A good bunch of links (and a couple reviews) for this weekend; I'll be traveling for much of the day (taking the train west across Massachusetts, one of my favorite rides) and will be at home in upstate New York for the next week. I'll check in as I'm able during that time.
For holiday reading, I'm hauling along Eco's Foucault's Pendulum, which I just started this week, and Jay Winik's The Great Upheaval. I also have a few recent issues of The American Historical Review and Common-place that I need to catch up on.
- From The Times, Sir Arthur Conan Doyle biographer Andrew Lycett offers "10 things you didn't know about Conan Doyle."
- The BBC reported this week that the eBay auction of a 4,000-year old Iraqi clay tablet carved with cuneiform writing was halted after archaeologists spotted the sale. The tablet was confiscated by police from a Zurich warehouse, and the would-be seller faces a hefty fine (around $300,000).
- Author Alice Walker's papers have been purchased by Emory University. Journals, notebooks, drafts, letters and other materials comprise the 122-box collection. The archive will be processed and available in about a year, Emory says, although some of the journals will remain sealed for the time being. Emory also has the papers of Salman Rushdie, Ted Hughes and Seamus Heaney, among others.
- The NYTimes profiled William Dane, Keeper of Prints at the Newark Public Library.
- From BibliOdyssey, images from the Kalender of the Shepherdes, a medieval almanac first published in the 1490s. Pecay writes "Although Kalender of the Shepherdes is the archetype for the persisting modern interpretation of an almanac (Old Farmer's Almanac for instance), the original work, which proved to be widely influential in both literary and social terms, was fundamentally about achieving salvation. The astrological charts and sherherd's folk wisdom about harvests, diet and medicine were side dishes to the core devotional and religious instructional main course."
- Rare Book Review reports that the Austrian National Archive has purchased the "handwritten manuscripts, notes and work papers of avant-garde Austrian writer Peter Handke" for €500,000.
- Over at Book Patrol, Michael notes a new and different twist on library theft: Tammie Ware has been arrested in Akron, OH after police found more than 1,000 books, DVDs, CDs and toys (worth more than $15,000) in her house, all stolen from the Akron Public Library. "Ware is accused of signing up her children repeatedly, using fake names, and checking out library materials under those names until the fines got too exorbitant." A police detective said "To the point she had listed thirty-five children. She had fines that totaled over eight thousand dollars." Apparently this had been going on for years, until a librarian noticed Ware signing up her kids using different names ... again. Ware's facing felony charges. I'll keep an eye on this one.
- John has the third installment of images from Houghton's Gibbon exhibit, which I finally got to see this week (just in the nick of time). It was very nicely done - kudos, John!

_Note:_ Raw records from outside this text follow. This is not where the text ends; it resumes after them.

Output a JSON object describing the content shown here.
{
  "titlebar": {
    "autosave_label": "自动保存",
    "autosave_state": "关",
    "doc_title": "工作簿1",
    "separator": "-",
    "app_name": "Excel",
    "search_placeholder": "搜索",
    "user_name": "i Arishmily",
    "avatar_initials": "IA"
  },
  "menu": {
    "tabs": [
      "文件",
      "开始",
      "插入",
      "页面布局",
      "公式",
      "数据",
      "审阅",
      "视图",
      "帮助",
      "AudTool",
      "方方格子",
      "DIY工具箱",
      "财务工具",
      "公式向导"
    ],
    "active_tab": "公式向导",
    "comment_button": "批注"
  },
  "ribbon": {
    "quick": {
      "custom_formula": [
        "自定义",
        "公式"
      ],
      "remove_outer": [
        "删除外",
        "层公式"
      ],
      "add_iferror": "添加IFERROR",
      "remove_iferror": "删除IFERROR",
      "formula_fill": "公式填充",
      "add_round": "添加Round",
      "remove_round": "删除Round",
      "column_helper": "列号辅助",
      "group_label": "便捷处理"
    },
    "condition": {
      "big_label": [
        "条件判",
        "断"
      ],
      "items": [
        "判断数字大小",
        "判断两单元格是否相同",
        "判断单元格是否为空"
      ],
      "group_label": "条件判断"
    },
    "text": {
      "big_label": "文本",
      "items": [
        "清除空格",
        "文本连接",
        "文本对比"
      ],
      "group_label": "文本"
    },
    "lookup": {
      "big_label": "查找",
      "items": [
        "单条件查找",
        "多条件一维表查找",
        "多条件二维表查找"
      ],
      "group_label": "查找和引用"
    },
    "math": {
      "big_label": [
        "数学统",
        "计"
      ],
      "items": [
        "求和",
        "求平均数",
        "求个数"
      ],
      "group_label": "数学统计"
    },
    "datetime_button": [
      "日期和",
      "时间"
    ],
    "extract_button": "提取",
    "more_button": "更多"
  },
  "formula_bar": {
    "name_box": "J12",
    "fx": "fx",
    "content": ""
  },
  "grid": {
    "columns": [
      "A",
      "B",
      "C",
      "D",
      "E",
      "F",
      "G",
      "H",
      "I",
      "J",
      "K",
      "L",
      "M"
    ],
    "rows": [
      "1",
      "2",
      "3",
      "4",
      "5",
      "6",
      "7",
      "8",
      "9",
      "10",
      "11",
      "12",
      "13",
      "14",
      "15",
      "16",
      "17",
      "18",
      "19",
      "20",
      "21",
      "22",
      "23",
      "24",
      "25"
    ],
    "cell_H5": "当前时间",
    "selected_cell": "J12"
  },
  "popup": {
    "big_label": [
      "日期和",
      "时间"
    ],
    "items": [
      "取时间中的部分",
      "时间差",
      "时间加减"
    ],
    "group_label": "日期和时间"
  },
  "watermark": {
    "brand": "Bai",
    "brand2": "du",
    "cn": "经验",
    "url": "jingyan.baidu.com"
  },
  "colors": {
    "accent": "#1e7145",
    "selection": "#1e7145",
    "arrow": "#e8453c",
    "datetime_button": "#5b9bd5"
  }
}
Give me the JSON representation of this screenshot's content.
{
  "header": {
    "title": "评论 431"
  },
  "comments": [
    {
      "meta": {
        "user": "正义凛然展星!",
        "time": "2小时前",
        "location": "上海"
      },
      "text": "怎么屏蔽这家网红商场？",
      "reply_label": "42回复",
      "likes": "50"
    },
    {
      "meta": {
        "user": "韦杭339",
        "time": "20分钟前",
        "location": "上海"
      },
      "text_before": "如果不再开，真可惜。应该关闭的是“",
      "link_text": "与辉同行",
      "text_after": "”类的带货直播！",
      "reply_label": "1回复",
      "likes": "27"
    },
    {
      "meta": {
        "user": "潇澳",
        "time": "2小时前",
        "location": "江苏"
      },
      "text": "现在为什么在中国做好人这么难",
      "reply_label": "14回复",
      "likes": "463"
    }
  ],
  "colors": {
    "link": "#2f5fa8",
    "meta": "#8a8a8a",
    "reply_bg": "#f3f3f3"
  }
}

- This week marked the 164th anniversary of the publication of Charles Dickens' A Christmas Carol (one of my favorite books). Michael caught the right date, and also linked to this exhibit of Dickens' Christmas books and stories.
- Over at Campaign for the American Reader, Marshall notes Garrison Keillor's "most important books," as told to Newsweek. They also asked him to name "a classic you revisited with disappointment" ("Moby Dick: Why did it take Melville so looooooonnnng to get to the story? I couldn't make it more than halfway through") and a "book that parents should read to their kids" ("Moby Dick: Two minutes and they'll be asleep"). Heh.
- Typefoundry reports in on the Caslon Tomb, a monument to several generations of Caslons at St. Luke's in Old Street (London).
- Last weekend, Paul Collins wrote about a long-lost feature of 19th-century periodicals: "the mysteriously one sided 'Editor's Chair' or 'responses to readers' sections, which give answers to individual readers without ever telling you what the questions were." Those from the Boys Own Paper have apparently now been collected in book form as Your Case is Hopeless. I agree with Paul: "I simply must have this book..."
- Michael has a new essay out, "The Internet and the Traditional Bookseller: A Failing Relationship." I think he's right that this is still very uncertain territory and that big changes are probably in the offing for how booksellers (and book buyers, for that matter) use the Internet.
- A copy of the 1685/1680 second edition of John Eliot's "Indian Bible" is currently for sale on eBay. Something you don't see every day. Asking price: $175,000.
- In The Telegraph, John Adamson reviews John Burrow's A History of Histories.
- In the Philadelphia Inquirer, Desmond Ryan reviews Eve LaPlante's Salem Witch Judge.